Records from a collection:
--------------------------------------------------

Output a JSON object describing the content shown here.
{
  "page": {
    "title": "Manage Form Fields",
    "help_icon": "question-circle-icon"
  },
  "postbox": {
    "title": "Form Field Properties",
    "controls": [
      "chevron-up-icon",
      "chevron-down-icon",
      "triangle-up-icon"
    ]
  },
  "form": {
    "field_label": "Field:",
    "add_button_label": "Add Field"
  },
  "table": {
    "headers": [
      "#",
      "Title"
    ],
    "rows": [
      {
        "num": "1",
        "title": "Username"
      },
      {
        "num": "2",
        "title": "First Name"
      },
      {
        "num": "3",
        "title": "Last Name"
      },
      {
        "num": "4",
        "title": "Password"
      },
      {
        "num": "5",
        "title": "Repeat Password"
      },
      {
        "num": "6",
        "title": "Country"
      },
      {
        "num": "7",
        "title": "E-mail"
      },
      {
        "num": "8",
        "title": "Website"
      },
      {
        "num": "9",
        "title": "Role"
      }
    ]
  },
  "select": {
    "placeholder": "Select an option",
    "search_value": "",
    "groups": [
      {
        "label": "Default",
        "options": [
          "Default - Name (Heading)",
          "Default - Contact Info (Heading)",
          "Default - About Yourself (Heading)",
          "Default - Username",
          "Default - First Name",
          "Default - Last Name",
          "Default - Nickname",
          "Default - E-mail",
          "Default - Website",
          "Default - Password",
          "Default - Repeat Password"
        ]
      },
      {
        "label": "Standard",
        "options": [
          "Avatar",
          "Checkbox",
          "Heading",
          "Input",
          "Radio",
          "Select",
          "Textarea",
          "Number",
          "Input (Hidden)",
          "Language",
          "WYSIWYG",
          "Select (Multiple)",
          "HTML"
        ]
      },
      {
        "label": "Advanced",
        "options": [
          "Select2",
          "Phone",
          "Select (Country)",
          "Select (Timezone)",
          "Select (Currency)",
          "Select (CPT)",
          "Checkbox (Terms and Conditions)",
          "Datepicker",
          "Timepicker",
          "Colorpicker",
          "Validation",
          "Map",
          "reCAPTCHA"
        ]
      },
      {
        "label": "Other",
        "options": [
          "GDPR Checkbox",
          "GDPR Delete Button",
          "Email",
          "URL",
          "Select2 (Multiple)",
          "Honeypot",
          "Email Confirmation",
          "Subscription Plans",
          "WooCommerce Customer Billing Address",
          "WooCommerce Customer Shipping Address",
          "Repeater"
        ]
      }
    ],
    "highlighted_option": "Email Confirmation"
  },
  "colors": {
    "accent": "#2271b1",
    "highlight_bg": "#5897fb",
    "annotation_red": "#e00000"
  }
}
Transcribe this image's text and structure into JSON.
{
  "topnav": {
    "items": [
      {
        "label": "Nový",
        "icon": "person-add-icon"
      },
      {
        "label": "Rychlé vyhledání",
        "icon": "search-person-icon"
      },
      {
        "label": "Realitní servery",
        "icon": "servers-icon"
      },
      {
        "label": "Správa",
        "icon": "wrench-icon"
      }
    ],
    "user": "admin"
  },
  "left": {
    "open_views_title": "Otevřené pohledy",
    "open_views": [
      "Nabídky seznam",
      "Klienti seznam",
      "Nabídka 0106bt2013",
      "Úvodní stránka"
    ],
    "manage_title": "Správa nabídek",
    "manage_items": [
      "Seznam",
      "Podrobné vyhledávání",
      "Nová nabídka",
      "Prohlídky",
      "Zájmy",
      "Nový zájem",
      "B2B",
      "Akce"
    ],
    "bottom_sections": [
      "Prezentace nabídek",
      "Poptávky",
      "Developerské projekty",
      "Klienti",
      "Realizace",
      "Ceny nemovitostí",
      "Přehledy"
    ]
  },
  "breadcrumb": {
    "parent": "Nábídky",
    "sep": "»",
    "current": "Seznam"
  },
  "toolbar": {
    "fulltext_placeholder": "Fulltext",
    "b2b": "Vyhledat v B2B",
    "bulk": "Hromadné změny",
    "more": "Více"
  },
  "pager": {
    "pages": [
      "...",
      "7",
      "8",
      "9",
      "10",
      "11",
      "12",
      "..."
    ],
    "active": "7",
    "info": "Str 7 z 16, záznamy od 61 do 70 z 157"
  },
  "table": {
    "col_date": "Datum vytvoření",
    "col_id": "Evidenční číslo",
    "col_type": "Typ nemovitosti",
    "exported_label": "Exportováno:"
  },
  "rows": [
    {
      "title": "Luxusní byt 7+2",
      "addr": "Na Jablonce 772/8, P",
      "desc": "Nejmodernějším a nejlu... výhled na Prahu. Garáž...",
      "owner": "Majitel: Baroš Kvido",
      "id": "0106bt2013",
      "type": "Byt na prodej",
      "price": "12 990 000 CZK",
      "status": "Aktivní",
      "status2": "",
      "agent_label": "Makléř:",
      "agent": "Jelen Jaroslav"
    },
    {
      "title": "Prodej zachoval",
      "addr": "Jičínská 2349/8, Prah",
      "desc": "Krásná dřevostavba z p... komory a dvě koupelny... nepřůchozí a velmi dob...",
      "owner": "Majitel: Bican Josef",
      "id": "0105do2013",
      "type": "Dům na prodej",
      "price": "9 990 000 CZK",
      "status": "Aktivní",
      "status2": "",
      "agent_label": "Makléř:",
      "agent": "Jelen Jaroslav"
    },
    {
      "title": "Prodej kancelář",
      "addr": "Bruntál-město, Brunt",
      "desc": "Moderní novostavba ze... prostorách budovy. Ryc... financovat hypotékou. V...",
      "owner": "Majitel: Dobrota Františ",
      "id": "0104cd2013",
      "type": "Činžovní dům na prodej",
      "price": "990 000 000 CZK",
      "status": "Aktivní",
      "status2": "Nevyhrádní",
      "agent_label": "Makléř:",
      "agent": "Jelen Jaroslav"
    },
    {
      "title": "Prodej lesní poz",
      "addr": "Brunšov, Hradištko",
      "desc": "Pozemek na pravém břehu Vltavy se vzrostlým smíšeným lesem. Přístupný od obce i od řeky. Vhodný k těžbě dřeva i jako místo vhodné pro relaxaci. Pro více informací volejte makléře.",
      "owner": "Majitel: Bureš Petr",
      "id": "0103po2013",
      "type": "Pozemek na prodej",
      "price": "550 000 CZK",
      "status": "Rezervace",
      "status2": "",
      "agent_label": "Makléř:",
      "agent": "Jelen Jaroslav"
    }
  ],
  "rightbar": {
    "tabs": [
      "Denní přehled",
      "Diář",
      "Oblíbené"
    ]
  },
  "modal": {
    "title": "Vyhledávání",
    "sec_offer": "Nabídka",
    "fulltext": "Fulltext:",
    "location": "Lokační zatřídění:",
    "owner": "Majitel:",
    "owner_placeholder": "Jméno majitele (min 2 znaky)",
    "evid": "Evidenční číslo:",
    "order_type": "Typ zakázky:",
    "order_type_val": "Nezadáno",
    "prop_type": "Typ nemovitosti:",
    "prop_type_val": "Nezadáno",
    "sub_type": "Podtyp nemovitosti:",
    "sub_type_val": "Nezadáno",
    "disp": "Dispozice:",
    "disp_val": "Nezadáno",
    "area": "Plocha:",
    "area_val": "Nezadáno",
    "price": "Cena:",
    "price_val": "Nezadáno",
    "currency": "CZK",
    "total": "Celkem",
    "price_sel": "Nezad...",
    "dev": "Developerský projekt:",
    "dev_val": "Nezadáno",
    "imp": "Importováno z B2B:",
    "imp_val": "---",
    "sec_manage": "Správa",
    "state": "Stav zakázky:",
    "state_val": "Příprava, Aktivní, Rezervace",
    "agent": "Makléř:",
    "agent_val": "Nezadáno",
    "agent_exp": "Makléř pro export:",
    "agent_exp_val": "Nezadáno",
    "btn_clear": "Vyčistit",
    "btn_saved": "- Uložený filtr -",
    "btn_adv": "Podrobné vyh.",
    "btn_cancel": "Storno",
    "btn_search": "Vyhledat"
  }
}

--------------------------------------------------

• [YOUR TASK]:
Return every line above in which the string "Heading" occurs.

• [YOUR SOLUTION]:
          "Default - Name (Heading)",
          "Default - Contact Info (Heading)",
          "Default - About Yourself (Heading)",
          "Heading",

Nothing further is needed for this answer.